Here is the hype…

Each year, TED hosts some of the world’s most fascinating people: Trusted voices and convention-breaking mavericks, icons and geniuses. The talks they deliver have had had such a great impact, we thought they deserved a wider audience. So now – with our sponsor BMW and production partner WNYC/New York Public Radio we’re sharing some of the most remarkable TED talks with the world at large. Each week, we’ll release a new talk, in audio and video, to download or watch online. For best effect, plan to listen to at least three, start to finish. They have a cumulative effect…

So find an hour and here are my pick for three TEDTalks (audio, video)

Lets start with the talk by Jeff Han. I saw him demonstrate his touch sensitive screen concept on Beyond Tomorrow a month or so back. It just wiped me out the second I saw it, it was so intuitive, in 3 seconds you could see how it worked. I want it. By the way Jeff is an incredibly passionate communicator,

Jeff Han is a research scientist for NYU’s Courant Institute of Mathematical Sciences, and the inventor of an “interface-free” touch-driven computer screen. (Recorded February 2006 in Monterey, CA. Duration: 09:32)
Download Video

Nicholas Negroponte is a amazing character, you tend to get dragged on board his vision or you run away. He doesn’t leave a lot of people in the middle ground.

Nicholas Negroponte is former Director of the MIT Media Lab, and founder of the non-profit, One Laptop Per Child. (Recorded February 2006 in Monterey, CA. Duration: 18:21)

Watch Online
Download Audio

Download Video

Number three would have to be Amy Smith, the work she is doing in under developed countries starting with building a better charcoal and working up from there, is astounding.

MIT engineer Amy Smith designs ingenious low-cost devices to tackle tough problems in developing countries. (Recorded February 2006 in Monterey, CA. Duration: 15:48)

Watch Online
Download Video

There is a talk buy Jimmy Wales about Wikipedia, some astounding musical prodigies and a bunch of other stuff.
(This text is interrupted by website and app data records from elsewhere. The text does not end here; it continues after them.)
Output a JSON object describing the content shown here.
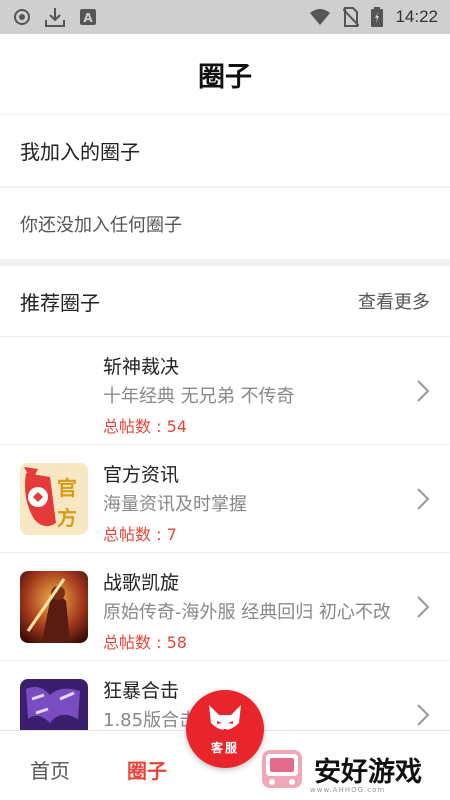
{
  "status_bar": {
    "time": "14:22"
  },
  "header": {
    "title": "圈子"
  },
  "joined": {
    "label": "我加入的圈子",
    "empty_text": "你还没加入任何圈子"
  },
  "recommended": {
    "label": "推荐圈子",
    "more": "查看更多"
  },
  "circles": [
    {
      "name": "斩神裁决",
      "desc": "十年经典 无兄弟 不传奇",
      "count": "总帖数 : 54"
    },
    {
      "name": "官方资讯",
      "desc": "海量资讯及时掌握",
      "count": "总帖数 : 7"
    },
    {
      "name": "战歌凯旋",
      "desc": "原始传奇-海外服 经典回归 初心不改",
      "count": "总帖数 : 58"
    },
    {
      "name": "狂暴合击",
      "desc": "1.85版合击",
      "count": ""
    }
  ],
  "fab": {
    "label": "客服"
  },
  "nav": {
    "home": "首页",
    "circle": "圈子"
  },
  "watermark": {
    "text": "安好游戏",
    "sub": "www.AHHOG.com"
  },
  "colors": {
    "accent": "#e8453a",
    "fab": "#e8252a"
  }
}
This is inspirational stuff.

Not to be missed.

Leave a comment

Your email address will not be published. Required fields are marked *

This site uses Akismet to reduce spam. Learn how your comment data is processed.